As a retired cook and current all-time Lord of the Fries win leader at GTO I am here sharing my tips with you!
Watching the Card Counts
This is an easy but key strategy tip: watch the card counts. The primary goal of the game remains to get more points but as the game winds down, the secondary focus of your game changes from trying to gain more cards (so you can fill more orders) to avoiding getting stuck with unused cards. This is because at the end of the hand, unused cards count against you. That threshold may vary from based on scoring situation or on the players but it should always be in your mind.
This principle is the primary crux of the other tips below.
When you fill an order, you get to determine the next order. Calling an order you can choose the order and passed cards go to the left. Rolling orders randomizes the order selection and cards get passed to the roller. At the start of the hand/deal you want to roll orders because if players need to pass cards, they get passed to you. More cards mean more potential points.
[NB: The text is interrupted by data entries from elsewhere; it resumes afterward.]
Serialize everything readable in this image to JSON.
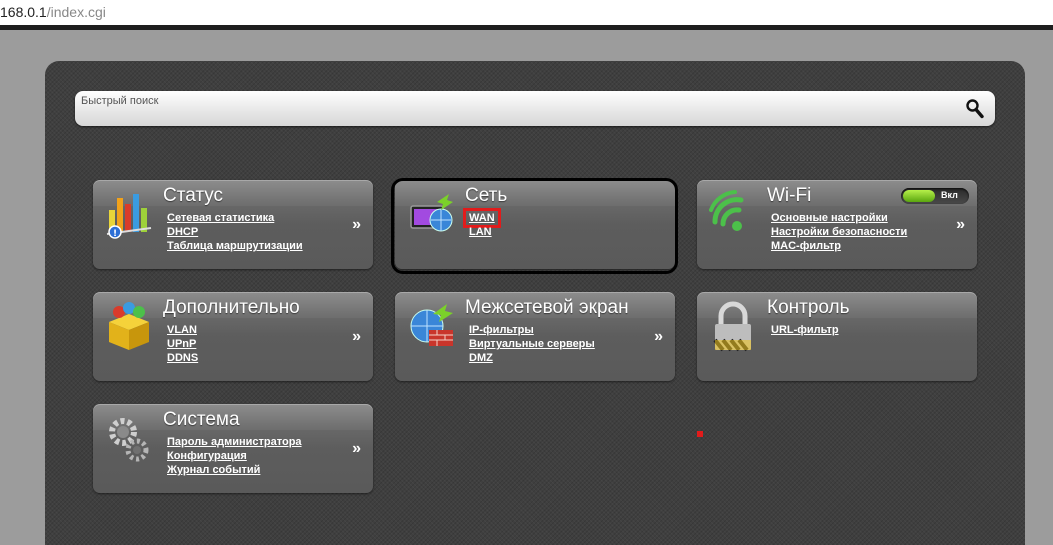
{
  "browser": {
    "url_host": "168.0.1",
    "url_path": "/index.cgi"
  },
  "search": {
    "placeholder": "Быстрый поиск"
  },
  "tiles": {
    "status": {
      "title": "Статус",
      "links": [
        "Сетевая статистика",
        "DHCP",
        "Таблица маршрутизации"
      ],
      "more": "»"
    },
    "network": {
      "title": "Сеть",
      "links": [
        "WAN",
        "LAN"
      ]
    },
    "wifi": {
      "title": "Wi-Fi",
      "toggle_state": "Вкл",
      "links": [
        "Основные настройки",
        "Настройки безопасности",
        "MAC-фильтр"
      ],
      "more": "»"
    },
    "advanced": {
      "title": "Дополнительно",
      "links": [
        "VLAN",
        "UPnP",
        "DDNS"
      ],
      "more": "»"
    },
    "firewall": {
      "title": "Межсетевой экран",
      "links": [
        "IP-фильтры",
        "Виртуальные серверы",
        "DMZ"
      ],
      "more": "»"
    },
    "control": {
      "title": "Контроль",
      "links": [
        "URL-фильтр"
      ]
    },
    "system": {
      "title": "Система",
      "links": [
        "Пароль администратора",
        "Конфигурация",
        "Журнал событий"
      ],
      "more": "»"
    }
  },
  "colors": {
    "highlight": "#e21b1b",
    "toggle_on": "#7bd12a",
    "panel": "#3f3f3f"
  }
}
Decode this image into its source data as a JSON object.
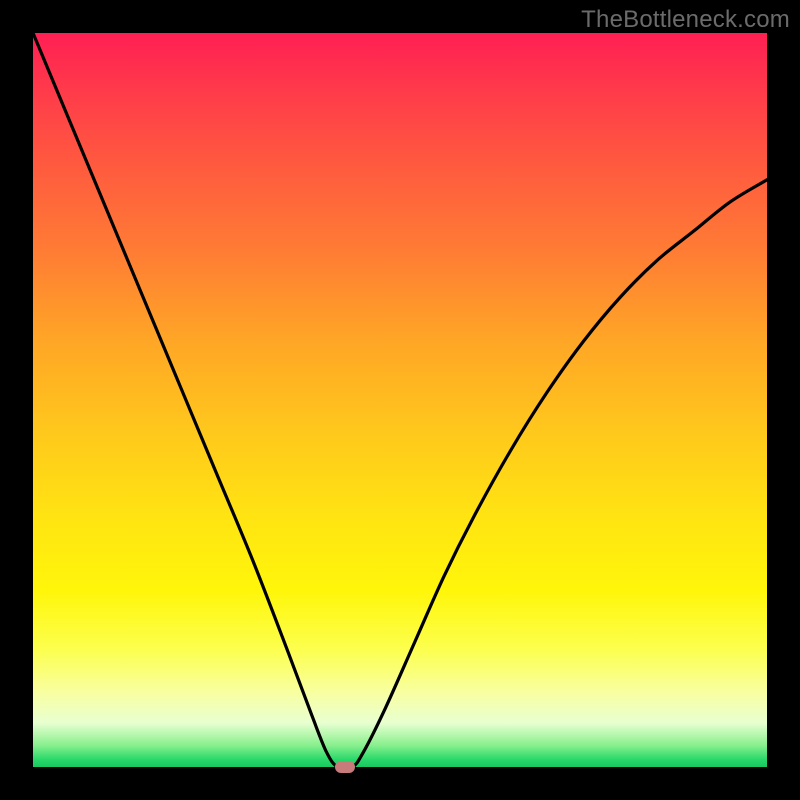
{
  "watermark": "TheBottleneck.com",
  "chart_data": {
    "type": "line",
    "title": "",
    "xlabel": "",
    "ylabel": "",
    "xlim": [
      0,
      100
    ],
    "ylim": [
      0,
      100
    ],
    "series": [
      {
        "name": "bottleneck-curve",
        "x": [
          0,
          5,
          10,
          15,
          20,
          25,
          30,
          35,
          38,
          40,
          41.5,
          43.5,
          45,
          48,
          52,
          56,
          60,
          65,
          70,
          75,
          80,
          85,
          90,
          95,
          100
        ],
        "values": [
          100,
          88,
          76,
          64,
          52,
          40,
          28,
          15,
          7,
          2,
          0,
          0,
          2,
          8,
          17,
          26,
          34,
          43,
          51,
          58,
          64,
          69,
          73,
          77,
          80
        ]
      }
    ],
    "marker": {
      "x": 42.5,
      "y": 0
    },
    "gradient_bands": [
      "#ff1f53",
      "#ff5a3f",
      "#ffa626",
      "#ffe412",
      "#fcff4e",
      "#e8ffd0",
      "#28d86a"
    ]
  }
}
Yes, you have no control over the next order but when card are plentiful there is good chance that someone else will fill any order you select so why not take a chance and maybe grab a few cards. When you roll orders you want an order that is a challenge for others to fill, and ideally one you can fill. On the basic Friedey’s and Holiday Menus, rolling also gives you access to the special Zone D orders which can be big and a challenge to fill.
As hand sizes dwindle, you will want to move to calling orders so you avoid rolling an order that cannot be filled and collecting everyone’s garbage. I generally switch to calling orders when the opponent with the fewest cards has less than 6 cards. This gives a reasonable 6 rounds for someone to fill the order. Fewer than 6 cards and you run the risk of rolling a tough order that goes unfilled and getting stuck with too many cards.
When it comes time to call orders the basic idea is to call orders that you think you have the best chance to fill and maintain control. Memory of what your opponents last called will be helpful in this goal. Knowing how many cards your opponents have is also a consideration as it can guide you on what orders they are unlikely to fill. If they have fewer cards, you are more likely to fill large orders.
If there are multiple orders that you have all the ingredients for, don’t let size fool you. Sometimes an order with 2-3 meat cards can bring you more points than an order with 4 1-point Buns, the Carillion. Additionally those Buns might help you burn off cards that are worth more in combo orders.
If they have more cards than you, try to pick an order that you think you have the best chances of filling. As an alternative if you don’t think the order will make it back to you, consider calling an order that is low points to minimize the points opponents will gain.
As the hand is running down, play close attention to the number of cards the player to the left of the controlling player has. That number minus 1 is the number of orders left unless someone else takes control. If you are control that is the number of orders you can best hope for.
Most obviously avoid passing cards for the current order. You don’t want to help the opponents! Following the “watching cards count” theory, you want to try and pass low point cards at the start of the hand so you don’t give opponents more points and as the hand winds down unload the big point cards that you may not be able to use.
Beyond those general leanings, two strategies about passing can be trying to keep your hand balanced so you can fill as many different orders that come by or trying to hoard a key ingredient or ingredients to prevent others from filling orders with those ingredients. The two strategies are somewhat opposing so you have to go with the one that fits best with your hand, the menu in play, and your style of play.
Special Menu Rules and Tips
Friedey’s Restaurant: There is only 1 pie so handle it with care; if you have it in a game with a lot of players (5+) you may want to call the Patriarch as soon as you gain control of the order and have a good chance of filling it. Don’t call the Lord of the Fries (3 Fries) too early because all those Fries will help you fill bigger combos worth more points.
Holiday Menu: There is also only 1 pie in this deck. If an opponent calls the Carillon (4 Buns worth 4 points total), consider passing on it as the Buns would be better used in bigger point orders like the Loaves and Fishes (2 Buns and 2 Fishes) worth 12 points. The Fourth Day of Christmas (4 Birds) is a great order so if you have a lot of Birds, hoard them.
Ghicciaroni’s: The Special rule for this menu is that orders are always worth their starting value, even if filled with fewer ingredients. This means that it can be worthwhile to pass on an order you can fill now if you think no one can fill it at the current level as you will get the same points but save yourself one card. Watch out on this menu as many of the orders have a lot of cheap ingredients so they look impressive but don’t add much to your score.
Love’s Labours Lunch: The special rule for this menu is that each time an order passes around the table it increases by a bonus 5 points. This is huge as it can inflate runaway scores, most notably the order Madness of King George III (1 Bun, 6 Drinks). If you control most of the Drinks in the deal, you can call this order, let it dwindle down, and fill it only after it increased in value. Defensively, never give away drinks when playing this menu.